City Councilor Frank Baker, whose district includes Mass. and Cass, has staunchly opposed the Roundhouse hotel proposal, writing in a letter to Wu earlier this month that because “the deplorable area in and around Mass and Cass is inundated with services,” adding new services and housing nearby would exacerbate public safety issues.
“I do have a problem with this going right into the middle of Mass. and Cass, because the reality is, even if you get somebody healthy in the Roundhouse, the first time they step out of that building, they’re on Mass. and Cass, and they become a target, they become a victim instantly,” Baker said. “Until we bring people away from that area, this will not get any better.”
State Rep. Jon Santiago, an emergency room doctor and former mayoral candidate, emphasized the need to decentralize treatment for people experiencing substance use disorder, adding that the proposals at Roundhouse “do seem very similar” to existing services provided in the area by BMC.

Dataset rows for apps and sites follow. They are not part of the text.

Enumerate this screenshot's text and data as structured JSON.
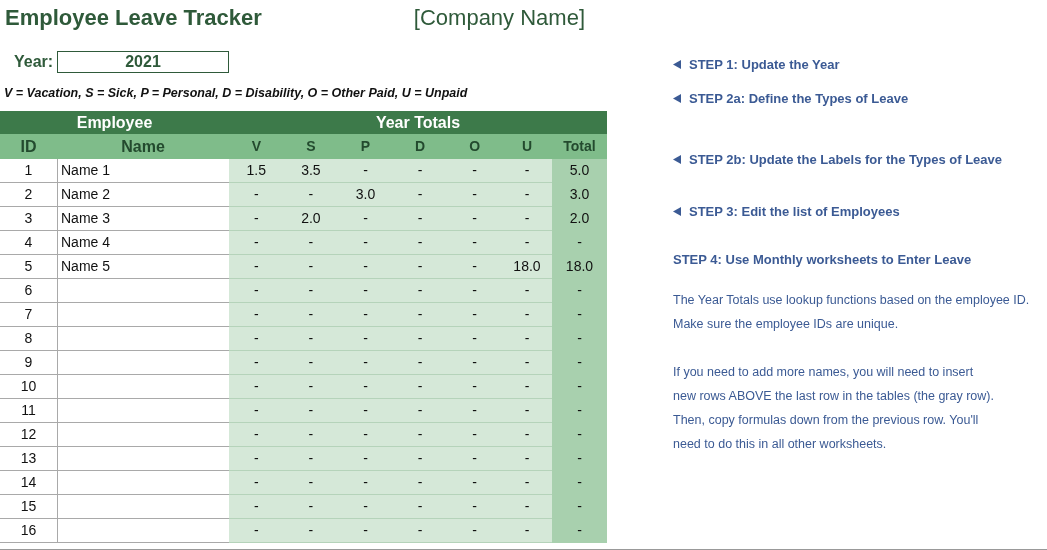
{
  "title": "Employee Leave Tracker",
  "company": "[Company Name]",
  "year": {
    "label": "Year:",
    "value": "2021"
  },
  "legend": "V = Vacation,  S = Sick, P = Personal, D = Disability, O = Other Paid, U = Unpaid",
  "table": {
    "groups": [
      "Employee",
      "Year Totals"
    ],
    "columns": [
      "ID",
      "Name",
      "V",
      "S",
      "P",
      "D",
      "O",
      "U",
      "Total"
    ],
    "rows": [
      {
        "id": "1",
        "name": "Name 1",
        "values": [
          "1.5",
          "3.5",
          "-",
          "-",
          "-",
          "-",
          "5.0"
        ]
      },
      {
        "id": "2",
        "name": "Name 2",
        "values": [
          "-",
          "-",
          "3.0",
          "-",
          "-",
          "-",
          "3.0"
        ]
      },
      {
        "id": "3",
        "name": "Name 3",
        "values": [
          "-",
          "2.0",
          "-",
          "-",
          "-",
          "-",
          "2.0"
        ]
      },
      {
        "id": "4",
        "name": "Name 4",
        "values": [
          "-",
          "-",
          "-",
          "-",
          "-",
          "-",
          "-"
        ]
      },
      {
        "id": "5",
        "name": "Name 5",
        "values": [
          "-",
          "-",
          "-",
          "-",
          "-",
          "18.0",
          "18.0"
        ]
      },
      {
        "id": "6",
        "values": [
          "-",
          "-",
          "-",
          "-",
          "-",
          "-",
          "-"
        ]
      },
      {
        "id": "7",
        "values": [
          "-",
          "-",
          "-",
          "-",
          "-",
          "-",
          "-"
        ]
      },
      {
        "id": "8",
        "values": [
          "-",
          "-",
          "-",
          "-",
          "-",
          "-",
          "-"
        ]
      },
      {
        "id": "9",
        "values": [
          "-",
          "-",
          "-",
          "-",
          "-",
          "-",
          "-"
        ]
      },
      {
        "id": "10",
        "values": [
          "-",
          "-",
          "-",
          "-",
          "-",
          "-",
          "-"
        ]
      },
      {
        "id": "11",
        "values": [
          "-",
          "-",
          "-",
          "-",
          "-",
          "-",
          "-"
        ]
      },
      {
        "id": "12",
        "values": [
          "-",
          "-",
          "-",
          "-",
          "-",
          "-",
          "-"
        ]
      },
      {
        "id": "13",
        "values": [
          "-",
          "-",
          "-",
          "-",
          "-",
          "-",
          "-"
        ]
      },
      {
        "id": "14",
        "values": [
          "-",
          "-",
          "-",
          "-",
          "-",
          "-",
          "-"
        ]
      },
      {
        "id": "15",
        "values": [
          "-",
          "-",
          "-",
          "-",
          "-",
          "-",
          "-"
        ]
      },
      {
        "id": "16",
        "values": [
          "-",
          "-",
          "-",
          "-",
          "-",
          "-",
          "-"
        ]
      }
    ]
  },
  "steps": [
    {
      "text": "STEP 1: Update the Year",
      "arrow": true
    },
    {
      "text": "STEP 2a: Define the Types of Leave",
      "arrow": true
    },
    {
      "text": "STEP 2b: Update the Labels for the Types of Leave",
      "arrow": true
    },
    {
      "text": "STEP 3: Edit the list of Employees",
      "arrow": true
    },
    {
      "text": "STEP 4: Use Monthly worksheets to Enter Leave",
      "arrow": false
    }
  ],
  "notes": [
    [
      "The Year Totals use lookup functions based on the employee ID.",
      "Make sure the employee IDs are unique."
    ],
    [
      "If you need to add more names, you will need to insert",
      "new rows ABOVE the last row in the tables (the gray row).",
      "Then, copy formulas down from the previous row. You'll",
      "need to do this in all other worksheets."
    ]
  ]
}
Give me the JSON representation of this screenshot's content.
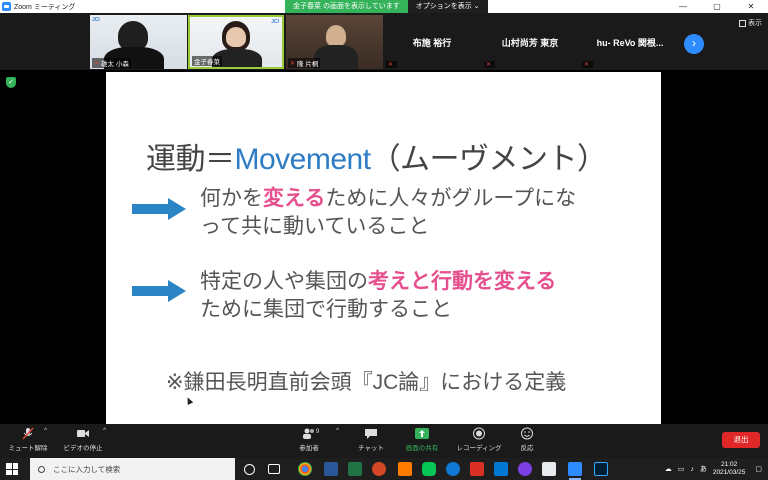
{
  "window": {
    "title": "Zoom ミーティング",
    "share_status": "金子春菜 の画面を表示しています",
    "options_label": "オプションを表示",
    "minimize": "—",
    "maximize": "▢",
    "close": "✕"
  },
  "participants": {
    "video_tiles": [
      {
        "name": "雄太 小森"
      },
      {
        "name": "金子春菜"
      },
      {
        "name": "隆 片桐"
      }
    ],
    "name_tiles": [
      "布施 裕行",
      "山村尚芳 東京",
      "hu- ReVo 関根..."
    ],
    "next_label": "›",
    "view_label": "表示"
  },
  "slide": {
    "title_ja_prefix": "運動＝",
    "title_en": "Movement",
    "title_ja_suffix": "（ムーヴメント）",
    "bullet1": {
      "part1": "何かを",
      "highlight": "変える",
      "part2": "ために人々がグループにな",
      "line2": "って共に動いていること"
    },
    "bullet2": {
      "part1": "特定の人や集団の",
      "highlight": "考えと行動を変える",
      "line2": "ために集団で行動すること"
    },
    "note": "※鎌田長明直前会頭『JC論』における定義"
  },
  "controls": {
    "mute": "ミュート解除",
    "video": "ビデオの停止",
    "participants": "参加者",
    "participant_count": "9",
    "chat": "チャット",
    "share": "画面の共有",
    "record": "レコーディング",
    "reactions": "反応",
    "end": "退出",
    "colors": {
      "share": "#35b35a",
      "end": "#e02828",
      "mic_off": "#e0453a"
    }
  },
  "taskbar": {
    "search_placeholder": "ここに入力して検索",
    "ime": "あ",
    "time": "21:02",
    "date": "2021/03/25"
  }
}
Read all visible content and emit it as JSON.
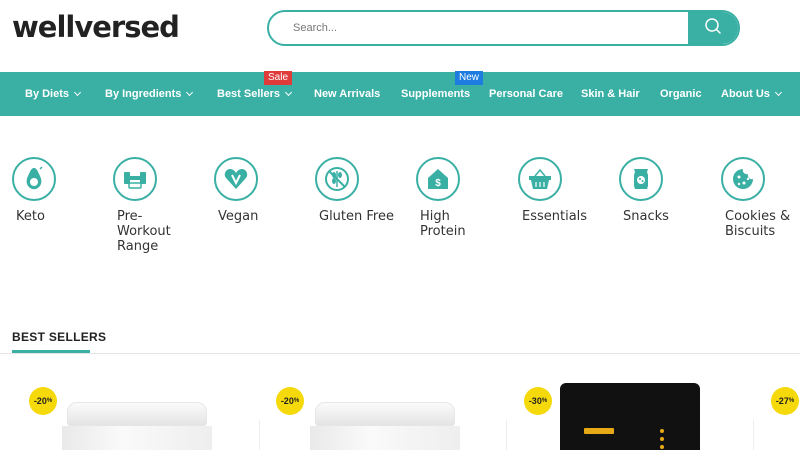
{
  "brand": {
    "logo_text": "wellversed"
  },
  "search": {
    "placeholder": "Search...",
    "button_icon": "search-icon"
  },
  "nav": {
    "items": [
      {
        "label": "By Diets",
        "has_dropdown": true
      },
      {
        "label": "By Ingredients",
        "has_dropdown": true
      },
      {
        "label": "Best Sellers",
        "has_dropdown": true,
        "badge": "Sale"
      },
      {
        "label": "New Arrivals",
        "has_dropdown": false
      },
      {
        "label": "Supplements",
        "has_dropdown": false,
        "badge": "New"
      },
      {
        "label": "Personal Care",
        "has_dropdown": false
      },
      {
        "label": "Skin & Hair",
        "has_dropdown": false
      },
      {
        "label": "Organic",
        "has_dropdown": false
      },
      {
        "label": "About Us",
        "has_dropdown": true
      }
    ]
  },
  "categories": [
    {
      "label": "Keto",
      "icon": "avocado-icon"
    },
    {
      "label": "Pre-\nWorkout\nRange",
      "icon": "dumbbell-icon"
    },
    {
      "label": "Vegan",
      "icon": "vegan-heart-icon"
    },
    {
      "label": "Gluten Free",
      "icon": "no-wheat-icon"
    },
    {
      "label": "High\nProtein",
      "icon": "protein-house-icon"
    },
    {
      "label": "Essentials",
      "icon": "basket-icon"
    },
    {
      "label": "Snacks",
      "icon": "snack-pack-icon"
    },
    {
      "label": "Cookies &\nBiscuits",
      "icon": "cookie-icon"
    }
  ],
  "best_sellers": {
    "title": "BEST SELLERS",
    "products": [
      {
        "discount": "-20",
        "discount_unit": "%",
        "image": "white-jar"
      },
      {
        "discount": "-20",
        "discount_unit": "%",
        "image": "white-jar"
      },
      {
        "discount": "-30",
        "discount_unit": "%",
        "image": "black-pouch"
      },
      {
        "discount": "-27",
        "discount_unit": "%",
        "image": "partial"
      }
    ]
  },
  "colors": {
    "accent": "#3ab0a5",
    "sale_badge": "#e03b3b",
    "new_badge": "#1e7be0",
    "discount_badge": "#f5d90a"
  }
}
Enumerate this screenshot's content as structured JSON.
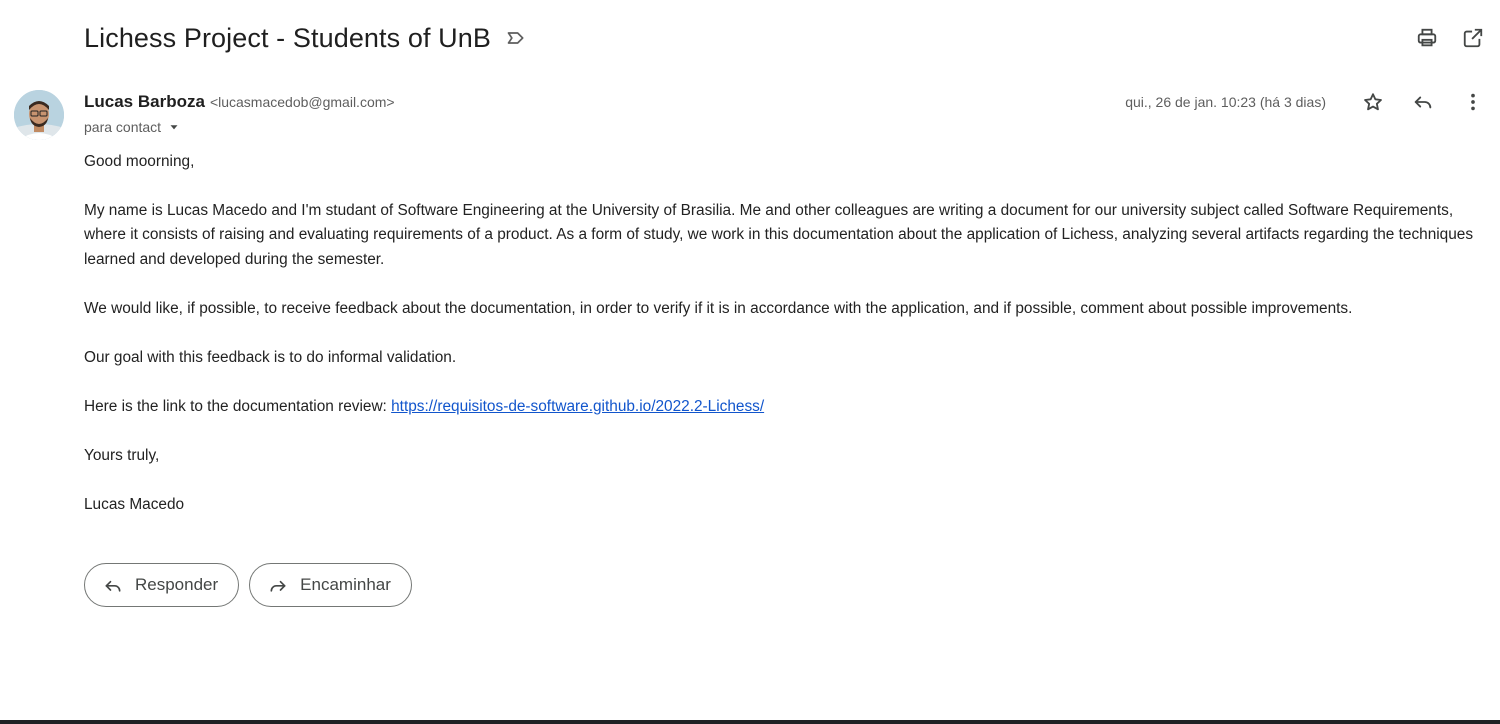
{
  "email": {
    "subject": "Lichess Project - Students of UnB",
    "sender": {
      "name": "Lucas Barboza",
      "email": "<lucasmacedob@gmail.com>"
    },
    "date": "qui., 26 de jan. 10:23 (há 3 dias)",
    "to": "para contact",
    "body": {
      "greeting": "Good moorning,",
      "paragraph1": "My name is Lucas Macedo and I'm studant of Software Engineering at the University of Brasilia. Me and other colleagues are writing a document for our university subject called Software Requirements, where it consists of raising and evaluating requirements of a product. As a form of study, we work in this documentation about the application of Lichess, analyzing several artifacts regarding the techniques learned and developed during the semester.",
      "paragraph2": "We would like, if possible, to receive  feedback about the documentation, in order to verify if it is in accordance with the application, and if possible, comment about possible improvements.",
      "paragraph3": "Our goal with this feedback is to do informal validation.",
      "link_intro": "Here is the link to the documentation review: ",
      "link": "https://requisitos-de-software.github.io/2022.2-Lichess/",
      "closing": "Yours truly,",
      "signature": "Lucas Macedo"
    }
  },
  "actions": {
    "reply_label": "Responder",
    "forward_label": "Encaminhar"
  },
  "icons": {
    "label": "label-outline-icon",
    "print": "print-icon",
    "open_new_window": "open-in-new-icon",
    "star": "star-outline-icon",
    "reply": "reply-icon",
    "more": "more-vert-icon",
    "caret": "caret-down-icon",
    "forward": "forward-icon"
  },
  "colors": {
    "link": "#1155cc",
    "text": "#222222",
    "muted": "#5e5e5e",
    "border": "#747775"
  }
}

Services at the Roundhouse are designed for short-term stabilization, not long-term care, BMC addiction specialist Dr. Miriam Komaromy said during Monday's meeting.
“This is specifically geared toward trying to help stabilize the most challenging patient population, which is the folks who are in the encampments right now. They’re the ones who have the greatest challenges facing them, and they”re obviously the ones for whom the existing services have not succeeded in helping them to move out of the area,” Komaromy said. “We’ve designed this model with the specific goal of meeting these folks where they are in this neighborhood, and then having a clear plan for how to move them on from here.”
Though BMC services do serve the population at Mass. and Cass, the current service options aren’t working for people experiencing homelessness and substance use disorder in the immediate area, Komaromy said.
“This subset of the population needs more intensive services focused on a combination of substance use disorder and mental illness, as well as tremendous social barriers,” she said. “So we’re setting up this model to help stabilize them and then to help them to move on to permanent housing outside of the Mass. and Cass area.”
Roxbury activist Domingos DaRosa spoke at Monday’s meeting, more than a year after he was issued a stay-away order from Gov. Charlie Baker’s Swampscott home after he and other neighborhood activists brought used needles from the streets of Mass. and Cass to the governor’s yard. It’s a protest that he says reflected years of frustration at not being heard.
“This conversation has been the same, we’ve been talking about the same thing, made tons of suggestions and held countless hours of meetings,” DaRosa said during Monday’s meeting. “We don’t want to keep spinning this wheel. The hamster has gotten so creative that he’s on the outside of the wheel spinning, and now this thing just seems to be the same old spin.”
Promising more details in the coming days, Wu emphasized a “true transformation” of the neighborhood, “not just a return of what is currently there.”
“We want to see a complete change to the experience and the dynamic that you all have been living through for years and years and years,” she said. “We need to see treatment and services available citywide, regionally, statewide so that Boston won’t be bearing the burden of this. And your neighborhoods and our kids and our seniors and everyone, our businesses in the area won't be bearing the burden of this.”
The mayor did not specify whether she will continue the city’s previous strategy of placing eviction notices on tents. “Details are still being worked out” regarding protocol and enforcement for prohibiting tents in the area, she said, promising that a more comprehensive plan will be made public this week.
The first step is to address the safety of the unhoused people currently living outside in freezing temperatures, and then more long-term solutions will follow, Wu said, including involvement from the city’s public works departments to improve the quality of life for residents.
“This is intended to change that dynamic and to do this in a way that addresses the immediate crisis that we are up against with the weather,” Wu said, “as well as laying the foundation for how we transition to a medium- and long-term plan right after that.”